## Brief
Give an exact copy of the data that follows, but none of its pictures.

Content starts

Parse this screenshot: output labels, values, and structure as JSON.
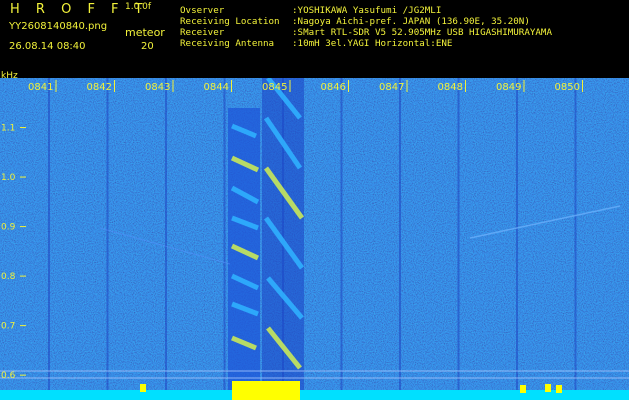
{
  "header": {
    "title": "H R O F F T",
    "version": "1.0.0f",
    "filename": "YY2608140840.png",
    "datetime": "26.08.14 08:40",
    "meteor_label": "meteor",
    "meteor_count": "20"
  },
  "info": [
    {
      "key": "Ovserver",
      "value": ":YOSHIKAWA Yasufumi /JG2MLI"
    },
    {
      "key": "Receiving Location",
      "value": ":Nagoya Aichi-pref. JAPAN (136.90E, 35.20N)"
    },
    {
      "key": "Receiver",
      "value": ":SMart RTL-SDR V5 52.905MHz USB HIGASHIMURAYAMA"
    },
    {
      "key": "Receiving Antenna",
      "value": ":10mH 3el.YAGI Horizontal:ENE"
    }
  ],
  "chart_data": {
    "type": "heatmap",
    "ylabel": "kHz",
    "yticks": [
      "1.1",
      "1.0",
      "0.9",
      "0.8",
      "0.7",
      "0.6"
    ],
    "ytick_values": [
      1.1,
      1.0,
      0.9,
      0.8,
      0.7,
      0.6
    ],
    "ylim": [
      0.57,
      1.2
    ],
    "xticks": [
      "0841",
      "0842",
      "0843",
      "0844",
      "0845",
      "0846",
      "0847",
      "0848",
      "0849",
      "0850"
    ],
    "colors": {
      "background": "#0a1a7a",
      "signal": "#2fb0ff",
      "strong": "#c8e85a",
      "baseline": "#00e0ff",
      "burst": "#ffff00"
    }
  }
}
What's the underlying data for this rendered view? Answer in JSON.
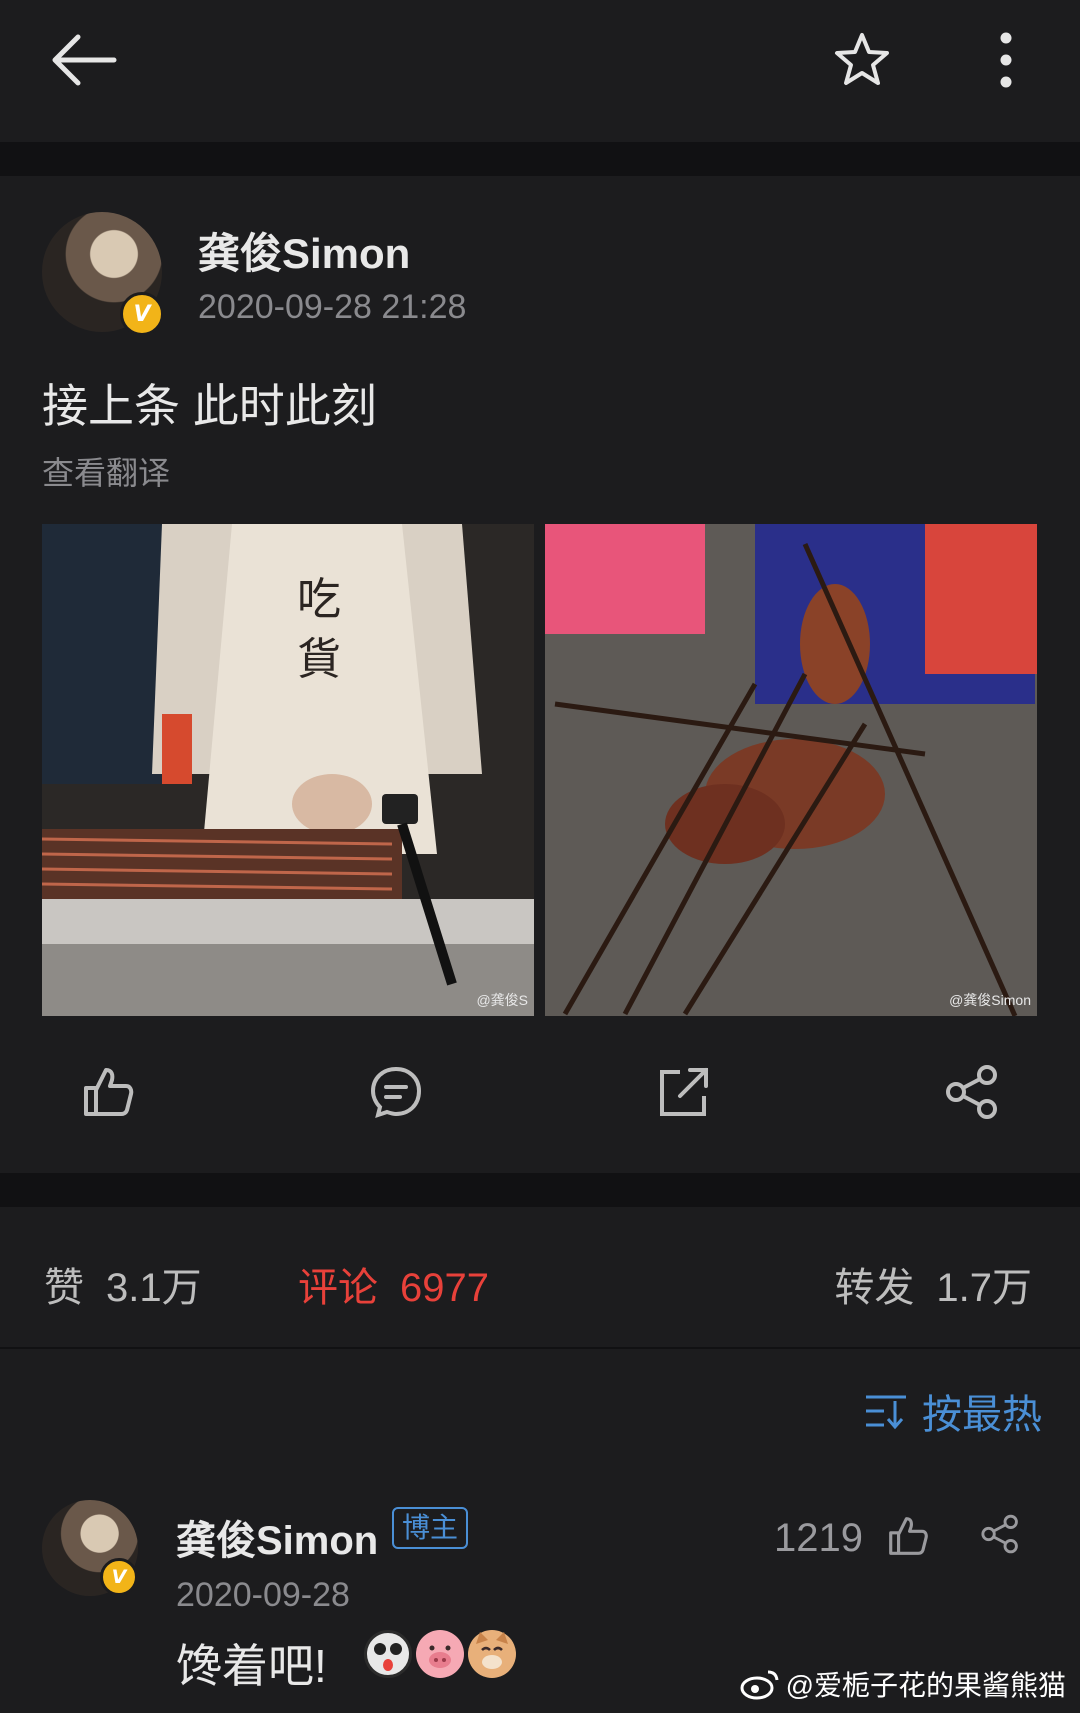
{
  "header": {
    "back_icon": "arrow-left-icon",
    "favorite_icon": "star-icon",
    "more_icon": "more-vertical-icon"
  },
  "post": {
    "author": "龚俊Simon",
    "verified_badge": "V",
    "time": "2020-09-28 21:28",
    "text": "接上条 此时此刻",
    "translate_label": "查看翻译",
    "photos": [
      {
        "description": "apron-grill-photo",
        "watermark": "@龚俊S"
      },
      {
        "description": "skewers-photo",
        "watermark": "@龚俊Simon"
      }
    ],
    "actions": {
      "like_icon": "thumbs-up-icon",
      "comment_icon": "comment-icon",
      "repost_icon": "repost-icon",
      "share_icon": "share-icon"
    }
  },
  "stats": {
    "likes_label": "赞",
    "likes_value": "3.1万",
    "comments_label": "评论",
    "comments_value": "6977",
    "reposts_label": "转发",
    "reposts_value": "1.7万",
    "active_color": "#e8413a"
  },
  "sort": {
    "label": "按最热",
    "icon": "sort-icon",
    "color": "#4a8fd6"
  },
  "comment": {
    "author": "龚俊Simon",
    "badge": "博主",
    "time": "2020-09-28",
    "likes": "1219",
    "text": "馋着吧!",
    "emojis": [
      "panda-tongue-emoji",
      "pig-emoji",
      "cat-emoji"
    ]
  },
  "watermark": {
    "text": "@爱栀子花的果酱熊猫",
    "icon": "weibo-logo-icon"
  }
}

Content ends

## Reply to the exercise
Parse this screenshot: output labels, values, and structure as JSON.
{
  "header": {
    "title": "H R O F F T",
    "version": "1.0.0f",
    "filename": "YY2608140840.png",
    "datetime": "26.08.14 08:40",
    "meteor_label": "meteor",
    "meteor_count": "20"
  },
  "info": [
    {
      "key": "Ovserver",
      "value": ":YOSHIKAWA Yasufumi /JG2MLI"
    },
    {
      "key": "Receiving Location",
      "value": ":Nagoya Aichi-pref. JAPAN (136.90E, 35.20N)"
    },
    {
      "key": "Receiver",
      "value": ":SMart RTL-SDR V5 52.905MHz USB HIGASHIMURAYAMA"
    },
    {
      "key": "Receiving Antenna",
      "value": ":10mH 3el.YAGI Horizontal:ENE"
    }
  ],
  "chart_data": {
    "type": "heatmap",
    "ylabel": "kHz",
    "yticks": [
      "1.1",
      "1.0",
      "0.9",
      "0.8",
      "0.7",
      "0.6"
    ],
    "ytick_values": [
      1.1,
      1.0,
      0.9,
      0.8,
      0.7,
      0.6
    ],
    "ylim": [
      0.57,
      1.2
    ],
    "xticks": [
      "0841",
      "0842",
      "0843",
      "0844",
      "0845",
      "0846",
      "0847",
      "0848",
      "0849",
      "0850"
    ],
    "colors": {
      "background": "#0a1a7a",
      "signal": "#2fb0ff",
      "strong": "#c8e85a",
      "baseline": "#00e0ff",
      "burst": "#ffff00"
    }
  }
}
What's the underlying data for this rendered view? Answer in JSON.
{
  "header": {
    "back_icon": "arrow-left-icon",
    "favorite_icon": "star-icon",
    "more_icon": "more-vertical-icon"
  },
  "post": {
    "author": "龚俊Simon",
    "verified_badge": "V",
    "time": "2020-09-28 21:28",
    "text": "接上条 此时此刻",
    "translate_label": "查看翻译",
    "photos": [
      {
        "description": "apron-grill-photo",
        "watermark": "@龚俊S"
      },
      {
        "description": "skewers-photo",
        "watermark": "@龚俊Simon"
      }
    ],
    "actions": {
      "like_icon": "thumbs-up-icon",
      "comment_icon": "comment-icon",
      "repost_icon": "repost-icon",
      "share_icon": "share-icon"
    }
  },
  "stats": {
    "likes_label": "赞",
    "likes_value": "3.1万",
    "comments_label": "评论",
    "comments_value": "6977",
    "reposts_label": "转发",
    "reposts_value": "1.7万",
    "active_color": "#e8413a"
  },
  "sort": {
    "label": "按最热",
    "icon": "sort-icon",
    "color": "#4a8fd6"
  },
  "comment": {
    "author": "龚俊Simon",
    "badge": "博主",
    "time": "2020-09-28",
    "likes": "1219",
    "text": "馋着吧!",
    "emojis": [
      "panda-tongue-emoji",
      "pig-emoji",
      "cat-emoji"
    ]
  },
  "watermark": {
    "text": "@爱栀子花的果酱熊猫",
    "icon": "weibo-logo-icon"
  }
}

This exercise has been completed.